Although there are impressive differences amongst action research practitioners, there are several basic elements. These include research that endorses participation with a strong emphasis on democracy and action and aim to alter the initial situation to a more self- managed one. Differing approaches are adopted by practitioners using action research. Some wish to generate liberty through self realisation and some emphasise political interpretations which vary in intensity of the political agendas. Greenwood and Levin further explain that these differing approaches are quite incompatible. Examples of these incompatibilities being that some rest on Marxist notions, pragmatic philosophy, or social psychology and then they state: “And a few simply advocate that whatever the question, participation is the answer” (p. 8).
Kemmis and McTaggart (2005) explain that although at times action research is inadequately described, the elements generally consist of a spiral of self reflective cycles. These cycles include planning a change, acting and observing the process and as a consequence of the change, reflecting on this, replanning, acting again, reflecting and so on. This cyclic movement had been presented earlier by Dick (1993) a psychologist when stipulating the conditions present in action research project. For Dick the process was cyclic, qualitative and participatory and commences with an intention to produce both action and research outcomes. Dick states:
The purpose in action research is to learn from your experience, and apply that learning to bringing about change. As the dynamics of a social system are often more apparent in times of change (Lewin 1948) learning and change can enhance each other. (p. 14)
Dick suggests that by bringing intention into the process, learning can be maximised. Dick postulates that responsiveness to the situation and attempts to achieve real understanding designate action research as a feasible research strategy.
Action Research and Nursing Research

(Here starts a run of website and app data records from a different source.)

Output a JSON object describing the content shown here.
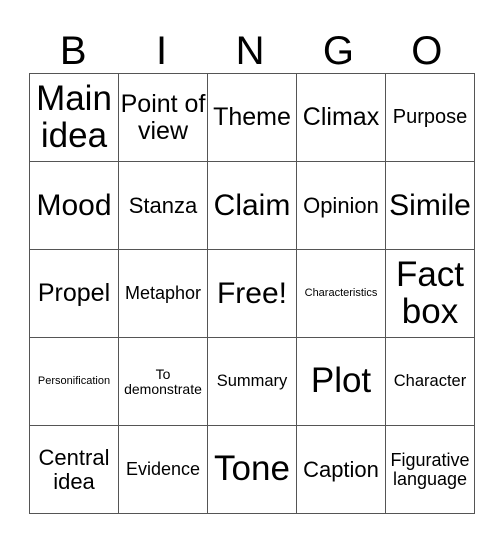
{
  "header": [
    "B",
    "I",
    "N",
    "G",
    "O"
  ],
  "rows": [
    [
      "Main idea",
      "Point of view",
      "Theme",
      "Climax",
      "Purpose"
    ],
    [
      "Mood",
      "Stanza",
      "Claim",
      "Opinion",
      "Simile"
    ],
    [
      "Propel",
      "Metaphor",
      "Free!",
      "Characteristics",
      "Fact box"
    ],
    [
      "Personification",
      "To demonstrate",
      "Summary",
      "Plot",
      "Character"
    ],
    [
      "Central idea",
      "Evidence",
      "Tone",
      "Caption",
      "Figurative language"
    ]
  ]
}
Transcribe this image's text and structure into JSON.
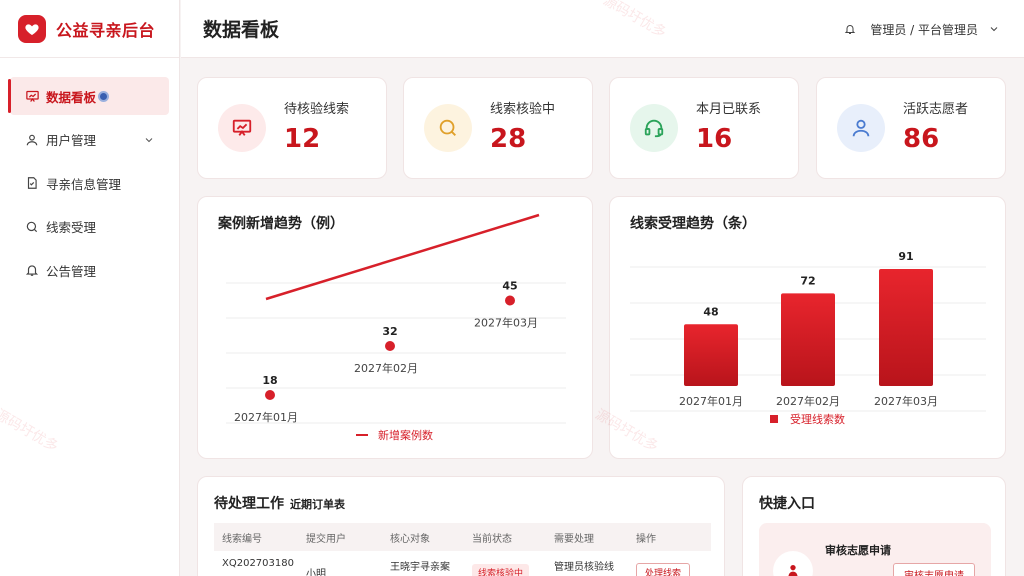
{
  "brand": {
    "title": "公益寻亲后台",
    "accent": "#d7202a"
  },
  "sidebar": {
    "items": [
      {
        "label": "数据看板",
        "icon": "presentation-icon",
        "active": true
      },
      {
        "label": "用户管理",
        "icon": "user-icon",
        "expandable": true
      },
      {
        "label": "寻亲信息管理",
        "icon": "document-check-icon"
      },
      {
        "label": "线索受理",
        "icon": "search-icon"
      },
      {
        "label": "公告管理",
        "icon": "bell-icon"
      }
    ]
  },
  "header": {
    "title": "数据看板",
    "user": "管理员 / 平台管理员"
  },
  "stats": [
    {
      "label": "待核验线索",
      "value": "12",
      "icon": "presentation-icon",
      "color": "#d7202a",
      "bg": "#fdeaea"
    },
    {
      "label": "线索核验中",
      "value": "28",
      "icon": "search-icon",
      "color": "#e0a02a",
      "bg": "#fdf3df"
    },
    {
      "label": "本月已联系",
      "value": "16",
      "icon": "headset-icon",
      "color": "#2ba35a",
      "bg": "#e6f6ec"
    },
    {
      "label": "活跃志愿者",
      "value": "86",
      "icon": "user-icon",
      "color": "#4a7bd0",
      "bg": "#e8effb"
    }
  ],
  "chart_data": [
    {
      "type": "line",
      "title": "案例新增趋势（例）",
      "categories": [
        "2027年01月",
        "2027年02月",
        "2027年03月"
      ],
      "series": [
        {
          "name": "新增案例数",
          "values": [
            18,
            32,
            45
          ]
        }
      ],
      "color": "#d7202a"
    },
    {
      "type": "bar",
      "title": "线索受理趋势（条）",
      "categories": [
        "2027年01月",
        "2027年02月",
        "2027年03月"
      ],
      "series": [
        {
          "name": "受理线索数",
          "values": [
            48,
            72,
            91
          ]
        }
      ],
      "color": "#d7202a"
    }
  ],
  "pending": {
    "title": "待处理工作",
    "subtitle": "近期订单表",
    "columns": [
      "线索编号",
      "提交用户",
      "核心对象",
      "当前状态",
      "需要处理",
      "操作"
    ],
    "rows": [
      {
        "id": "XQ202703180",
        "user": "小明",
        "target": "王晓宇寻亲案",
        "status": "线索核验中",
        "todo": "管理员核验线",
        "action": "处理线索"
      }
    ]
  },
  "quick": {
    "title": "快捷入口",
    "item_label": "审核志愿申请",
    "button": "审核志愿申请"
  },
  "watermark": "源码圩优多"
}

The use of action research to bridge the theory practice gap by such a wide range of disciplines continues to have merit for utilisation by nursing researchers. Holter and